Bring your own breakfast/lunch/snacks/coffee to work. This seems obvious, but if you make it a habit, it can save money, keep you healthier and conjure more efficiency and creativity in the kitchen. It can even cut back on food waste. — Dani Seiss
Follow some of the advice on a blog called Barking Up the Wrong Tree (bakadesuyo.com). The post on the best morning ritual has inspired my own routine. The blog, written by Eric Barker, boils the basics of the routine down to this:
• Feel a sense of purpose: Ask, "How does what I do benefit others?" (Selfish people are doomed to lousy mornings.)
• Feel in control: Set goals for the day. (Your brain will thank you.)
• Feel optimistic: Consider the obstacles to your goals, and plan ahead. (I am optimistic that one day I will find a funny joke to put in these parentheses.)
The School of Life channel on YouTube is a good source for philosophical and emotional discussions. One of their videos — How to Be a Man — gave me an interesting framework for conversations with some of my friends about toxic masculinity.
— Kazi Awal
Try the Whole30 program, a month-long reset meant to change your relationship with food: no sugars, grains, legumes, dairy or alcohol for 30 days, with a reintroduction process to help determine which foods trigger any number of reactions. It sounds difficult and restricting, but it felt positive: Eat better, feel better and maybe you can improve the way you think about food.
I cooked every day, used every pot, pan and food storage container I owned, and meal-planned like it was a second job. Sometimes I canceled social plans that revolved around food and drinks.

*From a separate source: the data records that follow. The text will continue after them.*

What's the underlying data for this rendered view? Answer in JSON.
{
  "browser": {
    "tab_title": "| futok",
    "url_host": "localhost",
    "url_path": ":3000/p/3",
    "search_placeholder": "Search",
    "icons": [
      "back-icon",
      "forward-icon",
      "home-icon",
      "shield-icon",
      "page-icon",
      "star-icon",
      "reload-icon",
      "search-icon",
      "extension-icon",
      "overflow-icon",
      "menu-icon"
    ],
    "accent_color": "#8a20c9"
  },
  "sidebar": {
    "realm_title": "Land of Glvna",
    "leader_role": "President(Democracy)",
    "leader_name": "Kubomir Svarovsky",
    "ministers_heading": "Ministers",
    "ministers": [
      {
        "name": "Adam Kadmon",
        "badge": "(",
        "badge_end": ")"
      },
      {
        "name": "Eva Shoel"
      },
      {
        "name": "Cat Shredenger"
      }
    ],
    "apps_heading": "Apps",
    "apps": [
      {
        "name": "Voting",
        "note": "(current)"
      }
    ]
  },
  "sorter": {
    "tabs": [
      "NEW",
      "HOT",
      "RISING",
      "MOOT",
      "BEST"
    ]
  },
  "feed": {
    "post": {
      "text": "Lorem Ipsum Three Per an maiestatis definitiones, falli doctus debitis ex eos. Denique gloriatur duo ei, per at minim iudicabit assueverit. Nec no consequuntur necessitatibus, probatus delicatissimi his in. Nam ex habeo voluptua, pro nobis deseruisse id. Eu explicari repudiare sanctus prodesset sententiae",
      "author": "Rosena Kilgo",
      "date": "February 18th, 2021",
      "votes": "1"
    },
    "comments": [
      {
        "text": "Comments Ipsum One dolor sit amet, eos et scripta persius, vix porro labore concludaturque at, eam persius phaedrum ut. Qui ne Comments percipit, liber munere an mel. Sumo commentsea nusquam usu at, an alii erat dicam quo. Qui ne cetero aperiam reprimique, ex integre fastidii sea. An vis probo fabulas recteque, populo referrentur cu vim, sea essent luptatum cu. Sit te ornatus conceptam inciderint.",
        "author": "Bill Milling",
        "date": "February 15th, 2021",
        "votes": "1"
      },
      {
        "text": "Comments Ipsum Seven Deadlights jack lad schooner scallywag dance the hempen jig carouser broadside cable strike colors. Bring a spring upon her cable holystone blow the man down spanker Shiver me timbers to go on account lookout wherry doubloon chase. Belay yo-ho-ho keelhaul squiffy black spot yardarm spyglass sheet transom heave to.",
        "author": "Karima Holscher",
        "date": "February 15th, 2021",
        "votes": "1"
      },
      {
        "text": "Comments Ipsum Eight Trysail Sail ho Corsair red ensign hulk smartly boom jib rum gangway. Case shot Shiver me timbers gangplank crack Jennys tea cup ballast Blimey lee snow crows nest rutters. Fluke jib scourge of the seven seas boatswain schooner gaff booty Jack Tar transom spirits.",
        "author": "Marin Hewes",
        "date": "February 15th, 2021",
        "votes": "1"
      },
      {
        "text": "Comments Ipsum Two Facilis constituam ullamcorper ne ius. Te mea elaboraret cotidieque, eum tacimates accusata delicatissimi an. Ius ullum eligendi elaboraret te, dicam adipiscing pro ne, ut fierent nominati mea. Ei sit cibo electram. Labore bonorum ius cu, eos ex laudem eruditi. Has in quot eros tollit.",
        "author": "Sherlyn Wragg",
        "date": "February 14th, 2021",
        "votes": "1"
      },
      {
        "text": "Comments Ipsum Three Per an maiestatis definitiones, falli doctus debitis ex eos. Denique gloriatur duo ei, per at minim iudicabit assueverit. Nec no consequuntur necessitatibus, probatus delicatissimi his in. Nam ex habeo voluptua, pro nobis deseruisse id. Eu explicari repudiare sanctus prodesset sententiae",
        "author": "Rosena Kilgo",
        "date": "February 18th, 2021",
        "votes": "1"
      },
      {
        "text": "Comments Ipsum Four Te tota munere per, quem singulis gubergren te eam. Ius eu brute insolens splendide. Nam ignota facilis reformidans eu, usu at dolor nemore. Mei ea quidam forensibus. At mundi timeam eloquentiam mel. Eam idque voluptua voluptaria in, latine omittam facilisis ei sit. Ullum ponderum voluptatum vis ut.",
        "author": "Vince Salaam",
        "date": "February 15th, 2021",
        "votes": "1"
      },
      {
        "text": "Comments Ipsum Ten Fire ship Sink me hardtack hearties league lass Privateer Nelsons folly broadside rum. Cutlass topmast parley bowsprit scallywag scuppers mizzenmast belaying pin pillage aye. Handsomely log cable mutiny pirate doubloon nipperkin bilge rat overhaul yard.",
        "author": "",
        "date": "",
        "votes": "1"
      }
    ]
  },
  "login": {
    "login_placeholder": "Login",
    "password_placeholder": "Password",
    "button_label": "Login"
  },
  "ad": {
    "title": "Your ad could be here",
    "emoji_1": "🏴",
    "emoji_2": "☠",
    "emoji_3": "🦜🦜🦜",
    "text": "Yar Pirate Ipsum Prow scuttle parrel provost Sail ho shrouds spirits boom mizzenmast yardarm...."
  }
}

But I felt wonderful, learned how my diet affects my mood and body, and kick-started a regular exercise routine after years of trying and failing. And while the creators insist not to treat it like a "diet," I did lose some weight. I will never truly give up bread, but for me the program is good to return to if I need a reset. I finally completed a 5K, which is not to say that a Whole30 equals a 5K, but it gave me a few tools I needed to achieve what had felt like an impossible goal. — Paulina Firozi
Opt out of traffic, parking, sky-high tolls, Metro delays and dreading your commute: Bike to work.
I've been riding to work since 2005, but last year I switched to an electric bike when my commute went from three miles to nine. My daily ride wakes me up and gets me moving — and with variable levels of electric-assist, I can pedal as much or as little as I feel like, and I can ride in my work clothes without getting sweaty. My wife and I live in Old Town and we love running errands by bike; not having to hunt (and pay) for a parking spot makes it so much easier to stop if we see something interesting or someone we know. Biking is definitely my favorite life hack.
— Andrew Heining
Make the most of small moments through food. I've interviewed embassy workers from around the globe for The Post's upcoming Food Ambassador video series. The common thread is that enjoying the great food and drink of their countries — from Italian coffee to Japanese whiskey — is about being mindful in the moment, even if the moment lasts only a few seconds. Think of the Milanese worker saying "buongiorno" to her regular barista, downing a shot of steaming espresso while standing at a bar with opera playing. Love your food! — Mary Beth Albright